A Banksy painting that shows the House of Commons filled with chimpanzees is to go up for auction, where it is expected to fetch up to £2m.
The artwork, named Devolved Parliament, was unveiled 10 years ago as part of the Bristol artist’s exhibition Banksy vs Bristol Museum.
It features rows of apes sitting in the Commons wearing aprons and carrying the inscription, “Laugh now, but one day we’ll be in charge”.
The piece went back on show at Bristol Museum earlier this year to mark the 10-year anniversary of that exhibition, as well as the original Brexit deadline of 29 March.
Devolved Parliament will be auctioned at Sotheby’s in London on 3 October and is expected to sell for between £1.5-£2m.

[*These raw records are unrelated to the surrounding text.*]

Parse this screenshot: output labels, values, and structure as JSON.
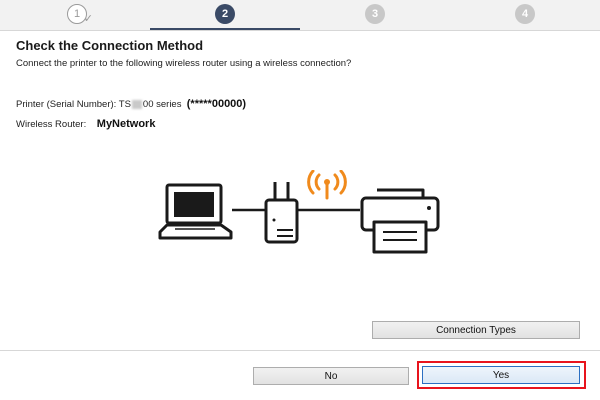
{
  "steps": {
    "items": [
      {
        "label": "1",
        "state": "done"
      },
      {
        "label": "2",
        "state": "current"
      },
      {
        "label": "3",
        "state": "pending"
      },
      {
        "label": "4",
        "state": "pending"
      }
    ],
    "done_check": "✓"
  },
  "page": {
    "title": "Check the Connection Method",
    "subtitle": "Connect the printer to the following wireless router using a wireless connection?"
  },
  "printer": {
    "label": "Printer (Serial Number):",
    "model_prefix": "TS",
    "model_suffix": "00 series",
    "serial": "(*****00000)"
  },
  "router": {
    "label": "Wireless Router:",
    "name": "MyNetwork"
  },
  "diagram": {
    "icons": [
      "laptop-icon",
      "router-icon",
      "wifi-signal-icon",
      "printer-icon"
    ],
    "wifi_color": "#f08a1c",
    "line_color": "#1a1a1a"
  },
  "buttons": {
    "connection_types": "Connection Types",
    "no": "No",
    "yes": "Yes"
  },
  "colors": {
    "current_step": "#3a4a66",
    "pending_step": "#c8c8c8",
    "highlight": "#e8141d",
    "focus_border": "#2b6fc2"
  }
}
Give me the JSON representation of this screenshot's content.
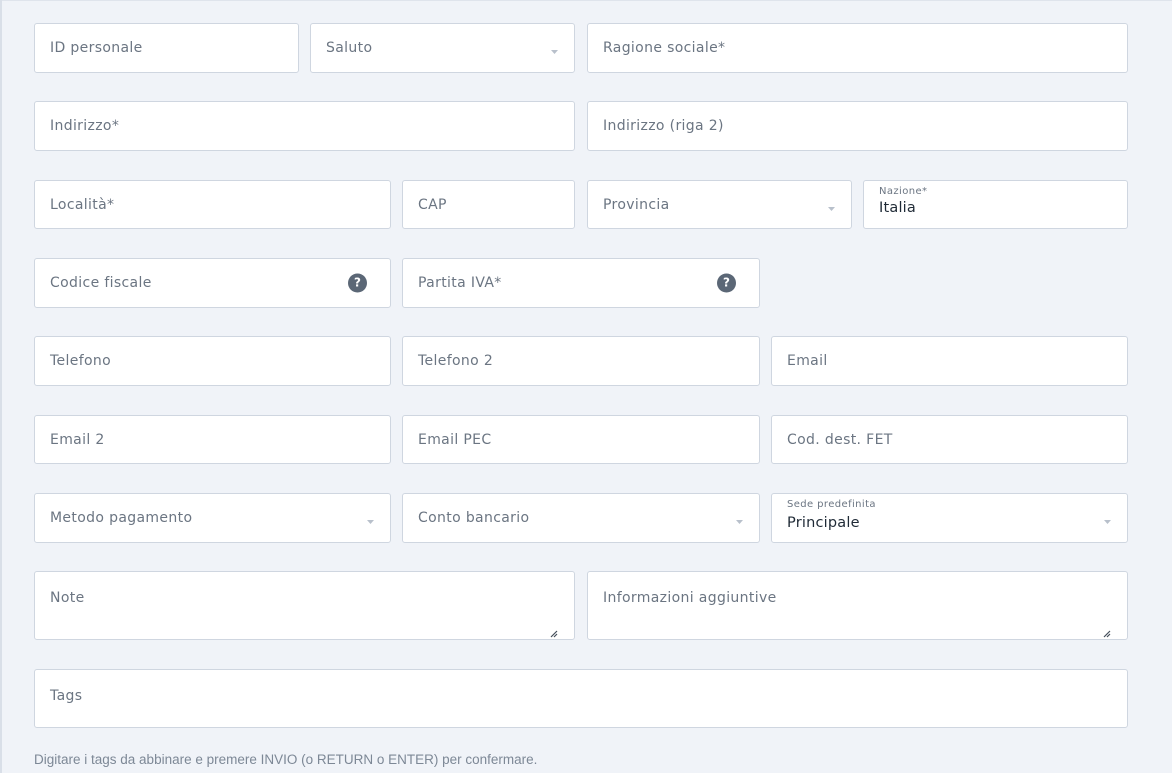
{
  "form": {
    "id_personale": {
      "label": "ID personale"
    },
    "saluto": {
      "label": "Saluto"
    },
    "ragione_sociale": {
      "label": "Ragione sociale*"
    },
    "indirizzo": {
      "label": "Indirizzo*"
    },
    "indirizzo2": {
      "label": "Indirizzo (riga 2)"
    },
    "localita": {
      "label": "Località*"
    },
    "cap": {
      "label": "CAP"
    },
    "provincia": {
      "label": "Provincia"
    },
    "nazione": {
      "label": "Nazione*",
      "value": "Italia"
    },
    "codice_fiscale": {
      "label": "Codice fiscale",
      "help_icon": "question-circle-icon"
    },
    "partita_iva": {
      "label": "Partita IVA*",
      "help_icon": "question-circle-icon"
    },
    "telefono": {
      "label": "Telefono"
    },
    "telefono2": {
      "label": "Telefono 2"
    },
    "email": {
      "label": "Email"
    },
    "email2": {
      "label": "Email 2"
    },
    "email_pec": {
      "label": "Email PEC"
    },
    "cod_dest_fet": {
      "label": "Cod. dest. FET"
    },
    "metodo_pagamento": {
      "label": "Metodo pagamento"
    },
    "conto_bancario": {
      "label": "Conto bancario"
    },
    "sede_predefinita": {
      "label": "Sede predefinita",
      "value": "Principale"
    },
    "note": {
      "label": "Note"
    },
    "informazioni": {
      "label": "Informazioni aggiuntive"
    },
    "tags": {
      "label": "Tags"
    },
    "tags_hint": "Digitare i tags da abbinare e premere INVIO (o RETURN o ENTER) per confermare."
  },
  "colors": {
    "background": "#f0f3f8",
    "field_border": "#cfd6e0",
    "label_text": "#6b7582",
    "value_text": "#1f2a36",
    "help_icon_bg": "#5b6776"
  }
}
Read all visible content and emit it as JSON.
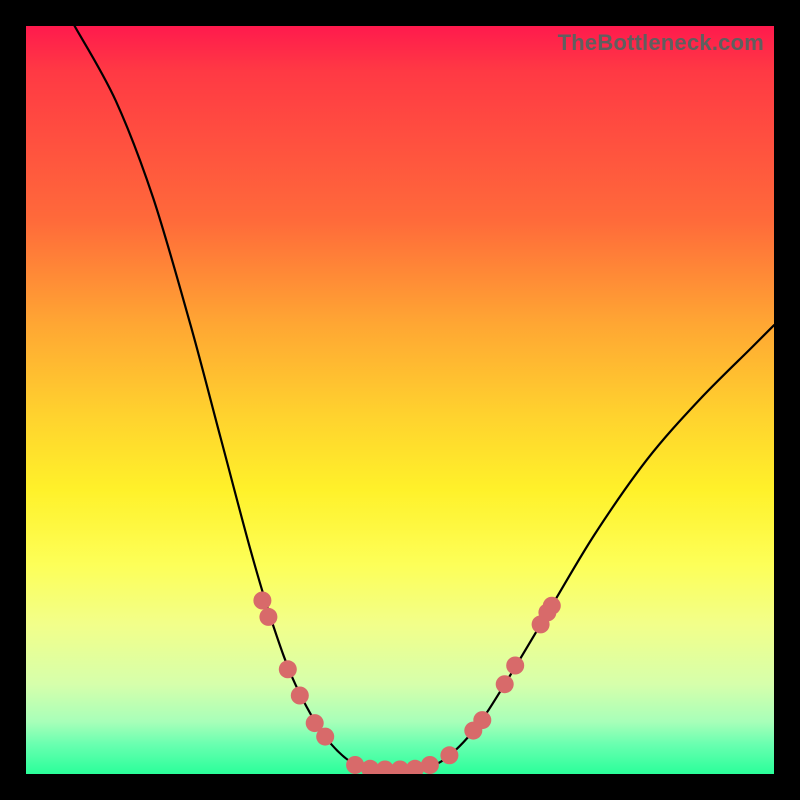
{
  "watermark": "TheBottleneck.com",
  "chart_data": {
    "type": "line",
    "title": "",
    "xlabel": "",
    "ylabel": "",
    "xlim": [
      0,
      1
    ],
    "ylim": [
      0,
      1
    ],
    "curve": [
      {
        "x": 0.065,
        "y": 1.0
      },
      {
        "x": 0.12,
        "y": 0.9
      },
      {
        "x": 0.17,
        "y": 0.77
      },
      {
        "x": 0.22,
        "y": 0.6
      },
      {
        "x": 0.26,
        "y": 0.45
      },
      {
        "x": 0.3,
        "y": 0.3
      },
      {
        "x": 0.33,
        "y": 0.2
      },
      {
        "x": 0.36,
        "y": 0.12
      },
      {
        "x": 0.4,
        "y": 0.05
      },
      {
        "x": 0.44,
        "y": 0.012
      },
      {
        "x": 0.47,
        "y": 0.006
      },
      {
        "x": 0.5,
        "y": 0.006
      },
      {
        "x": 0.53,
        "y": 0.008
      },
      {
        "x": 0.56,
        "y": 0.02
      },
      {
        "x": 0.6,
        "y": 0.06
      },
      {
        "x": 0.64,
        "y": 0.12
      },
      {
        "x": 0.7,
        "y": 0.22
      },
      {
        "x": 0.76,
        "y": 0.32
      },
      {
        "x": 0.83,
        "y": 0.42
      },
      {
        "x": 0.9,
        "y": 0.5
      },
      {
        "x": 0.97,
        "y": 0.57
      },
      {
        "x": 1.0,
        "y": 0.6
      }
    ],
    "markers": [
      {
        "x": 0.316,
        "y": 0.232
      },
      {
        "x": 0.324,
        "y": 0.21
      },
      {
        "x": 0.35,
        "y": 0.14
      },
      {
        "x": 0.366,
        "y": 0.105
      },
      {
        "x": 0.386,
        "y": 0.068
      },
      {
        "x": 0.4,
        "y": 0.05
      },
      {
        "x": 0.44,
        "y": 0.012
      },
      {
        "x": 0.46,
        "y": 0.007
      },
      {
        "x": 0.48,
        "y": 0.006
      },
      {
        "x": 0.5,
        "y": 0.006
      },
      {
        "x": 0.52,
        "y": 0.007
      },
      {
        "x": 0.54,
        "y": 0.012
      },
      {
        "x": 0.566,
        "y": 0.025
      },
      {
        "x": 0.598,
        "y": 0.058
      },
      {
        "x": 0.61,
        "y": 0.072
      },
      {
        "x": 0.64,
        "y": 0.12
      },
      {
        "x": 0.654,
        "y": 0.145
      },
      {
        "x": 0.688,
        "y": 0.2
      },
      {
        "x": 0.697,
        "y": 0.216
      },
      {
        "x": 0.703,
        "y": 0.225
      }
    ],
    "marker_radius_px": 9,
    "colors": {
      "curve": "#000000",
      "markers": "#d86a6a",
      "gradient_top": "#ff1a4d",
      "gradient_bottom": "#2aff9a",
      "background": "#000000"
    }
  }
}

It will be on display to the public from 28 September.
Alex Branczik, European head of contemporary art at Sotheby’s, described the mysterious artist as “a modern-day Voltaire”.
He added: “Regardless of where you sit in the Brexit debate, there’s no doubt that this work is more pertinent now than it has ever been, capturing unprecedented levels of political chaos and confirming Banksy as the satirical polemicist of our time.”
The auction comes nearly a year after Banksy’s Girl With The Balloon self-destructed as the gavel came down at Sotheby’s, becoming the newly named Love Is In The Bin.
The painting was shredded, thought to be by a remotely activated mechanism in the frame.
Moments before, the winning bid of £860,000 (£1,042,000 including buyer’s premium) was made by phone – well over the estimate of between £200,000-£300,000.
Banksy posted on Instagram after Devolved Parliament went on display in Bristol in March.
He wrote: “Devolved Parliament. I made this ten years ago.
“Bristol museum have just put it back on display to mark Brexit day.”
He ended the post by saying: “Laugh now, but one day no-one will be in charge.”
When the piece was first unveiled in 2009, the artist said: “You paint 100 chimpanzees and they still call you a guerrilla artist.”